▸ **Task objective**: Could you copy every line from the material below in which "data" appears?
◆ ◆ ◆
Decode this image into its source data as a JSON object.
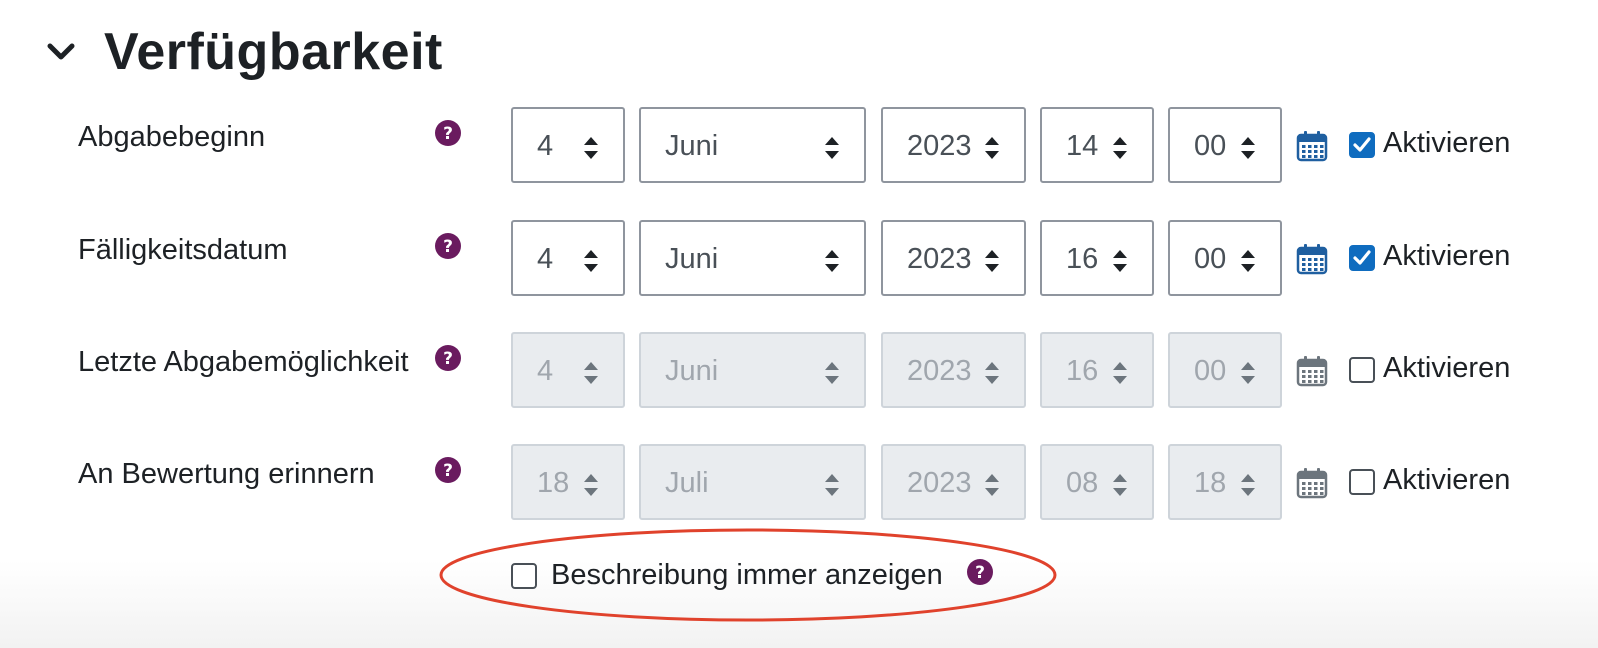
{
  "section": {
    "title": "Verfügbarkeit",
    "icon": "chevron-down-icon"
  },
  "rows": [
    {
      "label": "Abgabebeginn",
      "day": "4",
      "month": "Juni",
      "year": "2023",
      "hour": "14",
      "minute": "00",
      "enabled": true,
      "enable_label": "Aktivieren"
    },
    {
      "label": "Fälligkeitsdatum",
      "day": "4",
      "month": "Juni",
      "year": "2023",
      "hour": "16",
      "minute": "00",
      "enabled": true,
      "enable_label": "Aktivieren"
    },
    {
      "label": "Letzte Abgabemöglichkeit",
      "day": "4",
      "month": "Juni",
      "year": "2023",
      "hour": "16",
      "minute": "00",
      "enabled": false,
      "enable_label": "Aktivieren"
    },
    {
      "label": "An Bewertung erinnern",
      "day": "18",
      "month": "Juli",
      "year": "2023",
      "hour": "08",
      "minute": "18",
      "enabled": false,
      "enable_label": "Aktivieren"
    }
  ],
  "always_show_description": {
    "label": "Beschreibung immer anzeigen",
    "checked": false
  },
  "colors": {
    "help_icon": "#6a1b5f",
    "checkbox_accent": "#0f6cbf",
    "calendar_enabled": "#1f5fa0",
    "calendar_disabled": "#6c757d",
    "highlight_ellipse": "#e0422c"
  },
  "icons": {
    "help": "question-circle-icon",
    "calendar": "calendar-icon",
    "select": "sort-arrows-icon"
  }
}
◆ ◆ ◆
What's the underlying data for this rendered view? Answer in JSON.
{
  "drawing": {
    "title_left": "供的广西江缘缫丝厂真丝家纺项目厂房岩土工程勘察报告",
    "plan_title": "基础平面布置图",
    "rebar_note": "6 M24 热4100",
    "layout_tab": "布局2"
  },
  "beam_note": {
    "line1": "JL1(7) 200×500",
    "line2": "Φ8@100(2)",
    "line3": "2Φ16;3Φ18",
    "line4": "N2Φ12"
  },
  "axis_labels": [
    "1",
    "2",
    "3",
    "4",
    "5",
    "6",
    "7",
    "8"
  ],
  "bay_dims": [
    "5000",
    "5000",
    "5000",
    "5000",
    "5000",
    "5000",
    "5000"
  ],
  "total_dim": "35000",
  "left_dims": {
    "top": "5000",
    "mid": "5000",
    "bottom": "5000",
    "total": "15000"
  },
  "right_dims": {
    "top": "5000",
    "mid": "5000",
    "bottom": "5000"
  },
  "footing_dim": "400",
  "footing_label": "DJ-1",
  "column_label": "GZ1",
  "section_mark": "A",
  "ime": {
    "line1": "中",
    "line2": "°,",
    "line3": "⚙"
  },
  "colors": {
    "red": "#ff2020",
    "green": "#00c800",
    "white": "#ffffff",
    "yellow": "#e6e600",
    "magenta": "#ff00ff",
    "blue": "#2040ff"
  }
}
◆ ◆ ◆
▸ **Answer to this problem**:
Decode this image into its source data as a JSON object.
What's the underlying data for this rendered view? Answer in JSON.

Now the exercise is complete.